* **What needs to be done**:
Would you show every line from the records that holds "BIGINT"?
*** Extracted information Section Begins ***
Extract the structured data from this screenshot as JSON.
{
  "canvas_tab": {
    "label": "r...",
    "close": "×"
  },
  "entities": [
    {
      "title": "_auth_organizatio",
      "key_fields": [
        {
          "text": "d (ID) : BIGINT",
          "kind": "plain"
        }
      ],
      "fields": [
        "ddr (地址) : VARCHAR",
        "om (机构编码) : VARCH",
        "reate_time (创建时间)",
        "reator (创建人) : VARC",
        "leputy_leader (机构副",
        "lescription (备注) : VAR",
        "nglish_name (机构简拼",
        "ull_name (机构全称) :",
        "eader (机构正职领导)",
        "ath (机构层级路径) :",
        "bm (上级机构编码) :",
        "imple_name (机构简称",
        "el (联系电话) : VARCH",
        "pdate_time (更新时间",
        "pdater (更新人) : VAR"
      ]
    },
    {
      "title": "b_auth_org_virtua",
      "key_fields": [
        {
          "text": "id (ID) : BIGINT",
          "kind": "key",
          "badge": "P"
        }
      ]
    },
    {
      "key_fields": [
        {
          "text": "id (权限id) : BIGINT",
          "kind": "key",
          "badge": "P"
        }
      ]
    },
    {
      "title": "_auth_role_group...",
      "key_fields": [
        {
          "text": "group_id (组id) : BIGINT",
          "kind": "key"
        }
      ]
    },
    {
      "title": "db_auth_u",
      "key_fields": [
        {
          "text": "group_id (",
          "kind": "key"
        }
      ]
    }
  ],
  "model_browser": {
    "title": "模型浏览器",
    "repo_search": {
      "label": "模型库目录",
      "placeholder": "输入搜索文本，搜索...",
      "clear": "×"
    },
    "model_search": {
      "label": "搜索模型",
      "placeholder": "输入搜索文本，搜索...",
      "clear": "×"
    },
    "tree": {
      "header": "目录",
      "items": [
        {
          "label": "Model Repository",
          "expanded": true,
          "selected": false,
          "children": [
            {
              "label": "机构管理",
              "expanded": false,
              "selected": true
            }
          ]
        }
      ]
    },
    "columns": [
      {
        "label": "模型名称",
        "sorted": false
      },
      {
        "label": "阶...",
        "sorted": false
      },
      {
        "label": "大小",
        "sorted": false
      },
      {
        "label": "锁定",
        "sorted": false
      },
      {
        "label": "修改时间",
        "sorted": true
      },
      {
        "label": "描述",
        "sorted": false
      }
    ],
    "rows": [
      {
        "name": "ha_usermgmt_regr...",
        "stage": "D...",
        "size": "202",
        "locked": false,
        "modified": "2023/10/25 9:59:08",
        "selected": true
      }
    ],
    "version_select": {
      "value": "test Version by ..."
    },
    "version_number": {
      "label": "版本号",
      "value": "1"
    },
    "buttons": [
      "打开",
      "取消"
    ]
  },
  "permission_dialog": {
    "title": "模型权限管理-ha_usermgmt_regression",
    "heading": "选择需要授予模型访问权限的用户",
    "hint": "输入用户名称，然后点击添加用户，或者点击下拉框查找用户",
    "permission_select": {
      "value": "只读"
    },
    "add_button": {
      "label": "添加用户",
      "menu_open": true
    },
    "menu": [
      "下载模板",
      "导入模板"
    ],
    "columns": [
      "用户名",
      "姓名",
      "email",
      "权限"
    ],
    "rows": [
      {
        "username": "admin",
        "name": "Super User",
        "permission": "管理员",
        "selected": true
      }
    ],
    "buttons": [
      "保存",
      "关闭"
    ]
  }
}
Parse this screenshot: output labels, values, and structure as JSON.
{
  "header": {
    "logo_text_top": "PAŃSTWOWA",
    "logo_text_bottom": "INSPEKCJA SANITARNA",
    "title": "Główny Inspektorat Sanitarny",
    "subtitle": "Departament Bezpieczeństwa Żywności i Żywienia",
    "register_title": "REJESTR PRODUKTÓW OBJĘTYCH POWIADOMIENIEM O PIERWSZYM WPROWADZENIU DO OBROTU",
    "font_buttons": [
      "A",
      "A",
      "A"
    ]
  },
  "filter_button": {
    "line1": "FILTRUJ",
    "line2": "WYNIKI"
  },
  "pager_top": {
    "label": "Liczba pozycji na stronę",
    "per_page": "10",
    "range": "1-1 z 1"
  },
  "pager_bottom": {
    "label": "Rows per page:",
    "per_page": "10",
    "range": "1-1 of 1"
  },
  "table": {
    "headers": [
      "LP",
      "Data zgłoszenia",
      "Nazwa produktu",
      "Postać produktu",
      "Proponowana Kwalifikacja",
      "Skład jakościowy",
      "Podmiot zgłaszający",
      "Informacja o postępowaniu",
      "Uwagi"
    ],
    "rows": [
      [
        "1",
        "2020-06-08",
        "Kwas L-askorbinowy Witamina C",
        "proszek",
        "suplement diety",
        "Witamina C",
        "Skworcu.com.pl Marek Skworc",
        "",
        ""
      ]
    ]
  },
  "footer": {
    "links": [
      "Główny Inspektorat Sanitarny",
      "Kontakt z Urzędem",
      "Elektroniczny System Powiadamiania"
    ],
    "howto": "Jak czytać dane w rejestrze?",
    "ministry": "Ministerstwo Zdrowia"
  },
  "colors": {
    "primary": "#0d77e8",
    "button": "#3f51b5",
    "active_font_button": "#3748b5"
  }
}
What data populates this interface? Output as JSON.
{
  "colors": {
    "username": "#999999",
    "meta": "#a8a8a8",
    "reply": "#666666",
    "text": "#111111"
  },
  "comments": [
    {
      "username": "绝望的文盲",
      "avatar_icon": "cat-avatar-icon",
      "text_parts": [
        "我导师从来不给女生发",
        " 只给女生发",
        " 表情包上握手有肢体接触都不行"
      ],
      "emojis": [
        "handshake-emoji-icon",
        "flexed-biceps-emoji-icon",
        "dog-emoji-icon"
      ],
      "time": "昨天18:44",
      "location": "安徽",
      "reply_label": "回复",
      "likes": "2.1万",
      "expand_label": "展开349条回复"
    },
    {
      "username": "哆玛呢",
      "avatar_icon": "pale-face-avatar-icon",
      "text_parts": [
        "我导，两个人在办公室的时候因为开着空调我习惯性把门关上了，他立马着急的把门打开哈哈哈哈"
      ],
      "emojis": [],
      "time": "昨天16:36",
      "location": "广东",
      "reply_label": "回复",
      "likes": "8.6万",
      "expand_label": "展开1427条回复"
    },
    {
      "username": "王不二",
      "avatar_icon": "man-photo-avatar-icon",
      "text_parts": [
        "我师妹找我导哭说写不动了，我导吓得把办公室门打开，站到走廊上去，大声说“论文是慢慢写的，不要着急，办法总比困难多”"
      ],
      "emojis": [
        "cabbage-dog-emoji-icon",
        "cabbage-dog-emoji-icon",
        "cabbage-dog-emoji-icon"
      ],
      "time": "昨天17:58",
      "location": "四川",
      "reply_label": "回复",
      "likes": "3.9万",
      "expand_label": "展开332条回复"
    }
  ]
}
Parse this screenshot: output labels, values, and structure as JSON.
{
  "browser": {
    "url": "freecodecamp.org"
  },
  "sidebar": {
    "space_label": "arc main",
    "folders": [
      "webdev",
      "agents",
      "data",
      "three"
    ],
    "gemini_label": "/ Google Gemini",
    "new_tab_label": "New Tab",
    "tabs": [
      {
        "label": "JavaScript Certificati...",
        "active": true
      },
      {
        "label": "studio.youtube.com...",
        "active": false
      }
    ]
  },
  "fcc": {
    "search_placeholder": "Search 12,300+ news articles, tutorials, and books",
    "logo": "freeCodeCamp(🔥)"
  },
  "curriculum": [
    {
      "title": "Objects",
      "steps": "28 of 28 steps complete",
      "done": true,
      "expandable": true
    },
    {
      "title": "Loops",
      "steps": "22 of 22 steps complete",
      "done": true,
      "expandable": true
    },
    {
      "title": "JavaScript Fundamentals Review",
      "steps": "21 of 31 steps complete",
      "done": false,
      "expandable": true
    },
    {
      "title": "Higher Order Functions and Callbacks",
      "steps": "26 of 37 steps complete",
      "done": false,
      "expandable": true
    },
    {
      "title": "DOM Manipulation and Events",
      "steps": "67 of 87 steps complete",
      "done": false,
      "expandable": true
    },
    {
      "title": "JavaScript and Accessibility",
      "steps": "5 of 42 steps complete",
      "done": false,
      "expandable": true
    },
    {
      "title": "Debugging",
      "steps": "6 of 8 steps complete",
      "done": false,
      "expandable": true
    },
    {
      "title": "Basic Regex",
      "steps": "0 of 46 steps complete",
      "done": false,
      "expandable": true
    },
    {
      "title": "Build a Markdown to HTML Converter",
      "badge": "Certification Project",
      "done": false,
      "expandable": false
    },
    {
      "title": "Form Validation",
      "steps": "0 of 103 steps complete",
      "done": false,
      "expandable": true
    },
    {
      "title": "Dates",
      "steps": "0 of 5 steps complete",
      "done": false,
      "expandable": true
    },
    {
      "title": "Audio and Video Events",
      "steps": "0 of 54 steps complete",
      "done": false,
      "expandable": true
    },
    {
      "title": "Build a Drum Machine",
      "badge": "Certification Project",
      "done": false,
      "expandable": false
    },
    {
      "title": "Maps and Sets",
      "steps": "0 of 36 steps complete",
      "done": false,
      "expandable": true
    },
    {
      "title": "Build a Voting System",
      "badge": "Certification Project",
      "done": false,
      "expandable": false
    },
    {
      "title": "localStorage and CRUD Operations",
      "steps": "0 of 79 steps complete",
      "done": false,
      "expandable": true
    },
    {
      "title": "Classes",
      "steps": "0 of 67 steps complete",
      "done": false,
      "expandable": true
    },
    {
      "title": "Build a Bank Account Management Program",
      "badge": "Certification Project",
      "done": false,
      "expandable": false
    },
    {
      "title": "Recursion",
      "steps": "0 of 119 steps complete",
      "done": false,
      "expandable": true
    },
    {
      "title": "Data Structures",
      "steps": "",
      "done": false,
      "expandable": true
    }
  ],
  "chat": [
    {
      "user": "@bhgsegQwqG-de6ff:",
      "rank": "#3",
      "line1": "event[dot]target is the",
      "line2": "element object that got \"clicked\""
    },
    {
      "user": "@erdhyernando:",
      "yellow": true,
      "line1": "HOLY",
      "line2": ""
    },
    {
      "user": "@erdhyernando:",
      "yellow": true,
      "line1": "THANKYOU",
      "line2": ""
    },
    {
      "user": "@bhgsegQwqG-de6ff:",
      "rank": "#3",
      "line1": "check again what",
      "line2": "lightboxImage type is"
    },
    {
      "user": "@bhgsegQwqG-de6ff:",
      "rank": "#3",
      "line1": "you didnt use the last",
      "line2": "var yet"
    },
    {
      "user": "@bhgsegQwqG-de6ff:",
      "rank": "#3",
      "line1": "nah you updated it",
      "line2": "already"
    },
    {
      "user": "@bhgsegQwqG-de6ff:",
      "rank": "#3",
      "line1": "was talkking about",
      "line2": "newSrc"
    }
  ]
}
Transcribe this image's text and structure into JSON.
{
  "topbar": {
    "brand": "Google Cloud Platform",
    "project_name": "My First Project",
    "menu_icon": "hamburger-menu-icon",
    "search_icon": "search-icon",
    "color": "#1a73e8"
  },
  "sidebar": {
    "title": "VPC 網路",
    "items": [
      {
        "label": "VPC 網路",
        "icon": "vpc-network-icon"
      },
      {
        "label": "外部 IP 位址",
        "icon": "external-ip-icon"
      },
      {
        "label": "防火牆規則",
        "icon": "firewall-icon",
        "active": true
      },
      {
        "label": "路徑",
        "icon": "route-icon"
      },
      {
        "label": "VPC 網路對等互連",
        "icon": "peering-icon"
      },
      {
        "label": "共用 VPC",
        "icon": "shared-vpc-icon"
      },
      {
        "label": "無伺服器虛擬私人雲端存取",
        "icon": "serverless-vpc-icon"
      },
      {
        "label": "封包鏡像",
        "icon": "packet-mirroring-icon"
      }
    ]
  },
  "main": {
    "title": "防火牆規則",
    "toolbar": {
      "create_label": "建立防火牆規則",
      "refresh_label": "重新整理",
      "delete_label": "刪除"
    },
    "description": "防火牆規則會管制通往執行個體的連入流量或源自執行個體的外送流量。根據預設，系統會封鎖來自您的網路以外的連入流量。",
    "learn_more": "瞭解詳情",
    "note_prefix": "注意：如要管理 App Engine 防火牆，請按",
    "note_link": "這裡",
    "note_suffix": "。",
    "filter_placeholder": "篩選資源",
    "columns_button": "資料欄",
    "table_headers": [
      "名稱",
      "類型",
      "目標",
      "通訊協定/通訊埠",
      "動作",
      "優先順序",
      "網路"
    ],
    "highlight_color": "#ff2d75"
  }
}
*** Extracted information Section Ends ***
* **Exercise solution**:
          "text": "d (ID) : BIGINT",
          "text": "id (ID) : BIGINT",
          "text": "id (权限id) : BIGINT",
          "text": "group_id (组id) : BIGINT",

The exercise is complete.